• THE DATA:
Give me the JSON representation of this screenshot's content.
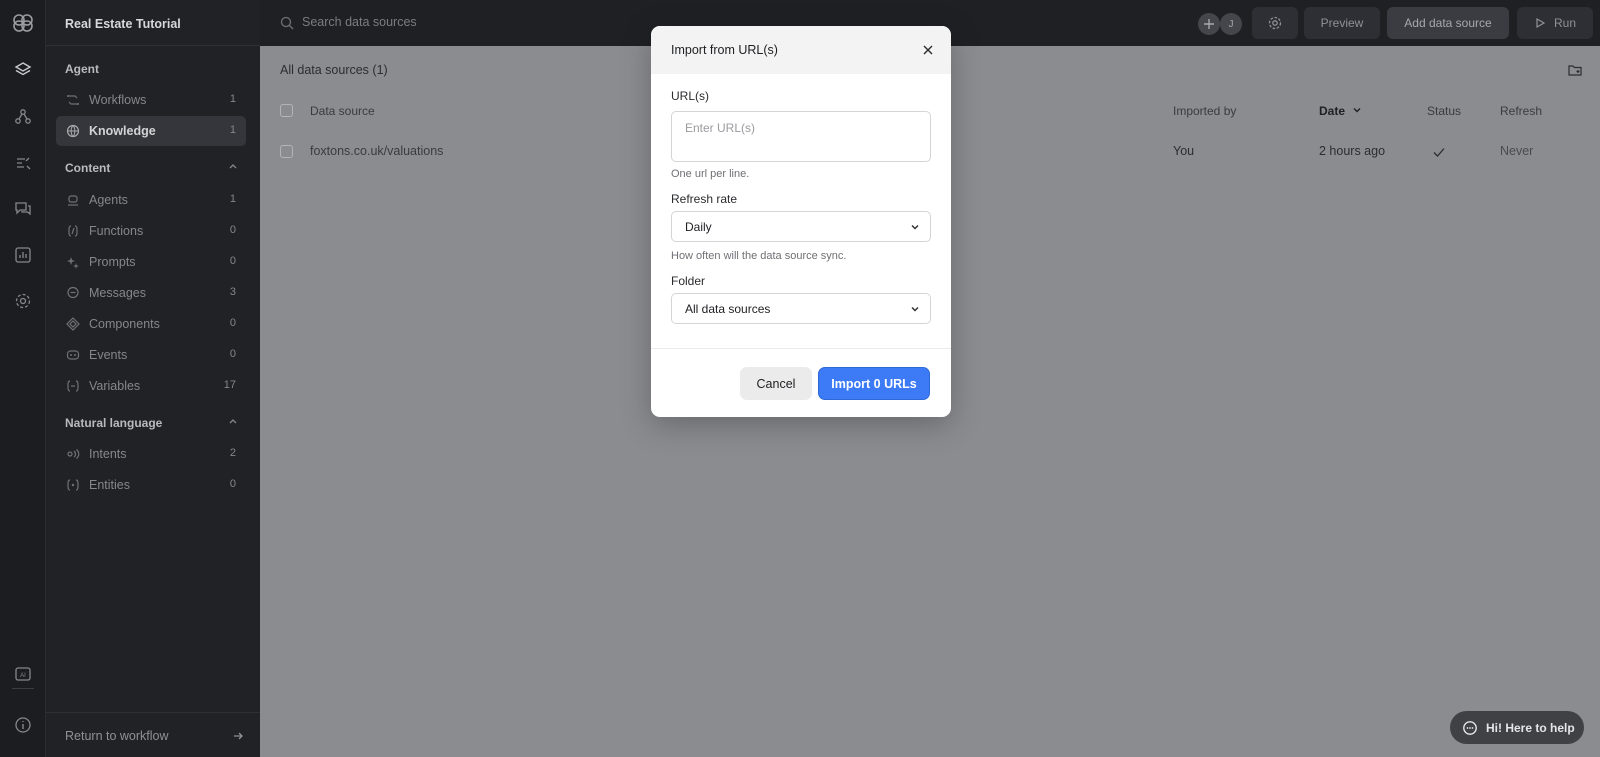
{
  "app": {
    "project_name": "Real Estate Tutorial"
  },
  "sidebar": {
    "sections": [
      {
        "title": "Agent"
      },
      {
        "title": "Content"
      },
      {
        "title": "Natural language"
      }
    ],
    "items": [
      {
        "label": "Workflows",
        "count": "1"
      },
      {
        "label": "Knowledge",
        "count": "1"
      },
      {
        "label": "Agents",
        "count": "1"
      },
      {
        "label": "Functions",
        "count": "0"
      },
      {
        "label": "Prompts",
        "count": "0"
      },
      {
        "label": "Messages",
        "count": "3"
      },
      {
        "label": "Components",
        "count": "0"
      },
      {
        "label": "Events",
        "count": "0"
      },
      {
        "label": "Variables",
        "count": "17"
      },
      {
        "label": "Intents",
        "count": "2"
      },
      {
        "label": "Entities",
        "count": "0"
      }
    ],
    "return_label": "Return to workflow"
  },
  "topbar": {
    "search_placeholder": "Search data sources",
    "avatar_initial": "J",
    "preview_label": "Preview",
    "add_source_label": "Add data source",
    "run_label": "Run"
  },
  "content": {
    "title": "All data sources (1)",
    "columns": [
      "Data source",
      "Imported by",
      "Date",
      "Status",
      "Refresh"
    ],
    "rows": [
      {
        "source": "foxtons.co.uk/valuations",
        "imported_by": "You",
        "date": "2 hours ago",
        "status": "check",
        "refresh": "Never"
      }
    ]
  },
  "modal": {
    "title": "Import from URL(s)",
    "urls_label": "URL(s)",
    "urls_placeholder": "Enter URL(s)",
    "urls_help": "One url per line.",
    "refresh_label": "Refresh rate",
    "refresh_value": "Daily",
    "refresh_help": "How often will the data source sync.",
    "folder_label": "Folder",
    "folder_value": "All data sources",
    "cancel_label": "Cancel",
    "import_label": "Import 0 URLs"
  },
  "help_widget": {
    "label": "Hi! Here to help"
  },
  "colors": {
    "primary": "#3c7bf5",
    "sidebar_bg": "#202226",
    "overlay_bg": "#8b8c8f"
  }
}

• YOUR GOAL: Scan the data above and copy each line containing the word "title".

• OUTPUT OF THE TASK:
        "title": "Agent"
        "title": "Content"
        "title": "Natural language"
    "title": "All data sources (1)",
    "title": "Import from URL(s)",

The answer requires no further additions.